PORTLAND, Oregon – Sharon Thomas is back at work like nothing was ever wrong. But four years ago she had a stroke.
“At that time, I couldn’t read, write, swallow or speak.”
Nearly 800,000 people have strokes every year in America. The best treatment is called tPA but it has to be given within three hours and doctors say only 5% of patients can make it that long.
She was helicoptered to the hospital and into the care of Dr. Wayne Clark. He asked if she wanted to be part of a trial for a stem cell treatment that might help her recover.
“What this does, the stem cells are from very, very young cells, and they bathe the brain in this environment that makes it act like it’s young again,” explained Dr. Clark, director of the Oregon Stroke Center.
The stem cells also turn off the inflammatory response sent by the spleen to the brain. The bone marrow-derived stem cells come from a donor and are multiplied in a lab.
“It can be easily stored in a refrigerator, and mixed up quickly, and given IV,” said Dr. Clark. “So no specialized facilities will have to be and a 36 hour window, so it could really allow a lot of patients to potentially benefit.”
Sharon made a significant recovery, like 70% of patients in the multi-stem trial.
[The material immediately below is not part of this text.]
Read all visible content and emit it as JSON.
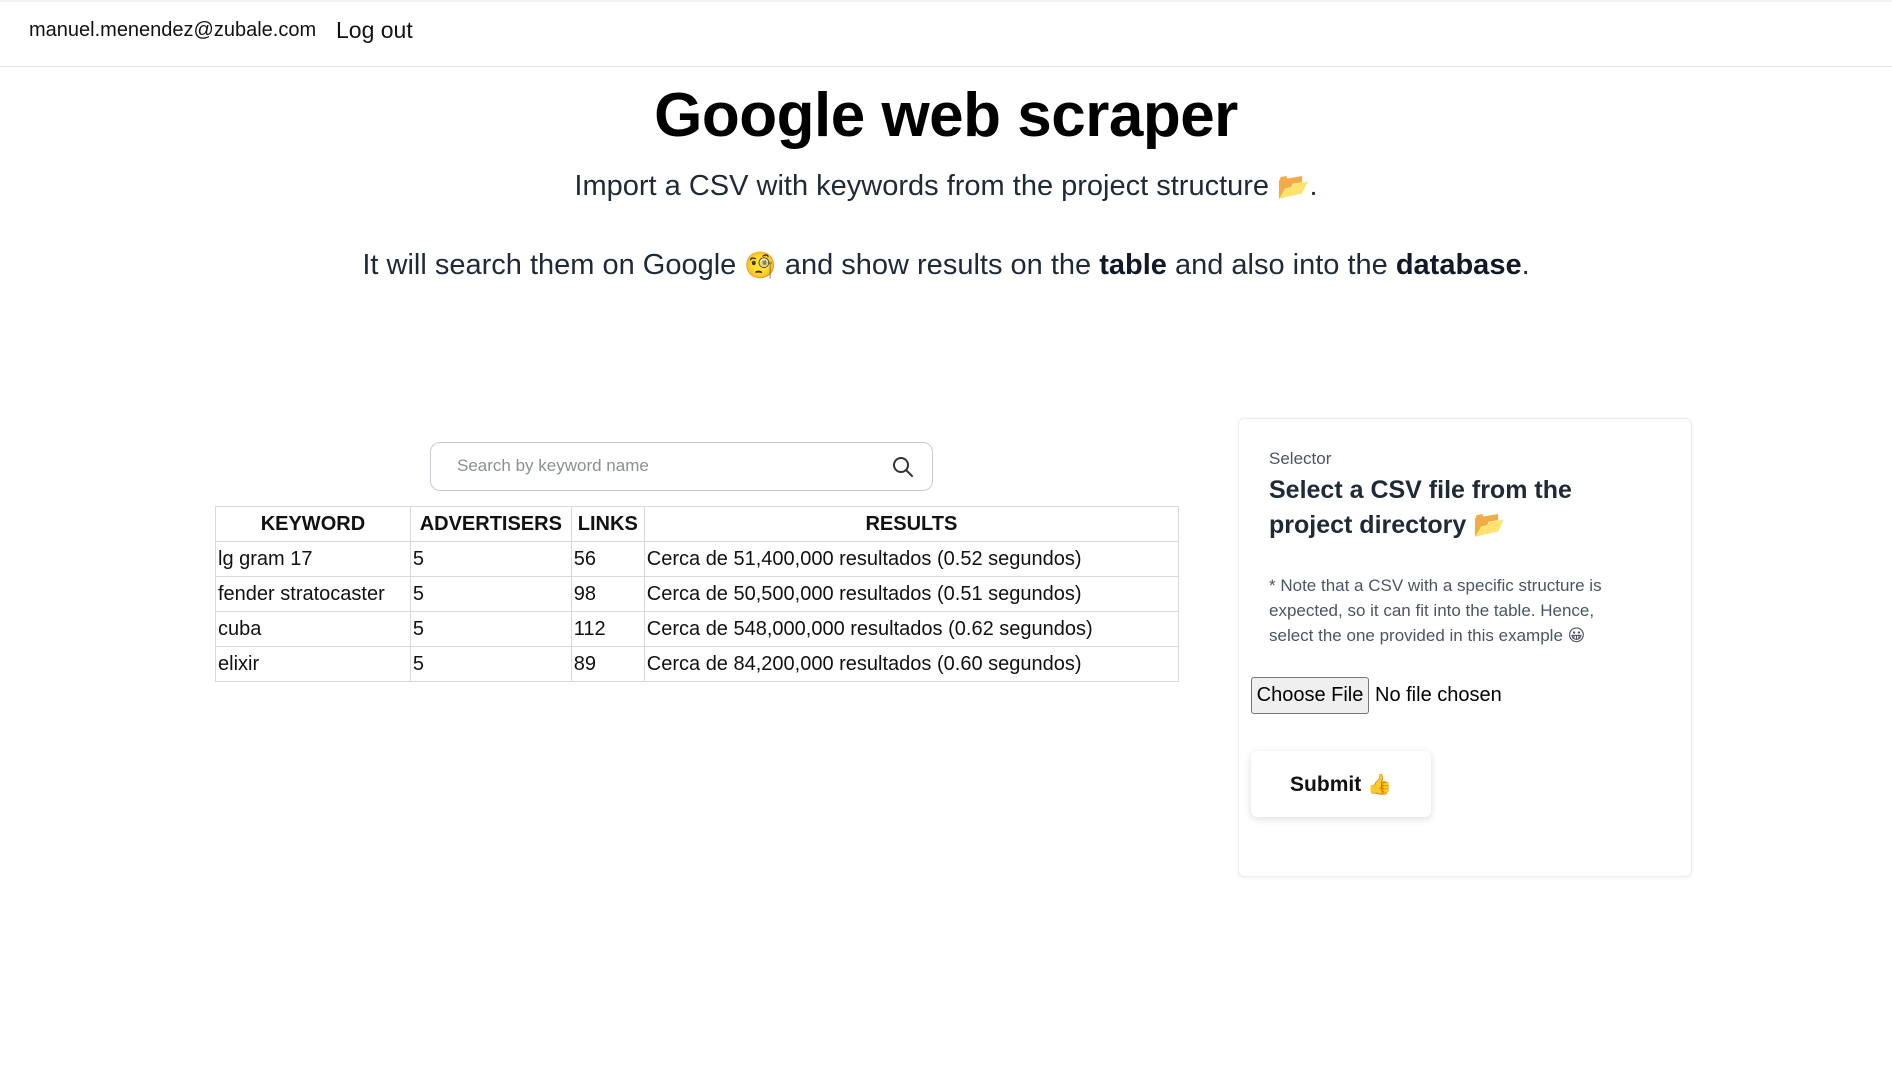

She credits it with giving her an edge.
“Every day it got better, and my mantra was, ‘every day is a good day’, because I’m still here, I’m still improving.”
And she hopes more stroke patients have access to multi-stem.
Dr. Clark says the treatment has no negative side effects but might not be appropriate for cancer patients because it could make cancer cells grow faster.
A phase three trial involving about 300 patients across the country could begin in the first half of 2018 at locations to be announced.
TREATMENT: To best determine the most appropriate treatment for a stroke, emergency teams need to evaluate the type of stroke a person is having and the areas of the brain affected by the stroke. They also need to rule out other possible causes, such as a brain tumor or a drug reaction. Several tests may be used to determine risk of stroke, including physical examination and/or blood tests, computerized tomography or CT scan, magnetic resonance imaging or MRI, carotid ultrasound, cerebral angiogram, or an echocardiogram. To treat an ischemic stroke, doctors must quickly restore blood flow to the brain. Emergency treatment with medications such as aspirin or intravenous injection of tissue plasminogen activator or TPA may be given. Emergency procedures may involve medications to the brain, or mechanical clot removal.
Source: WQAD News 8 / By: Jim Mertens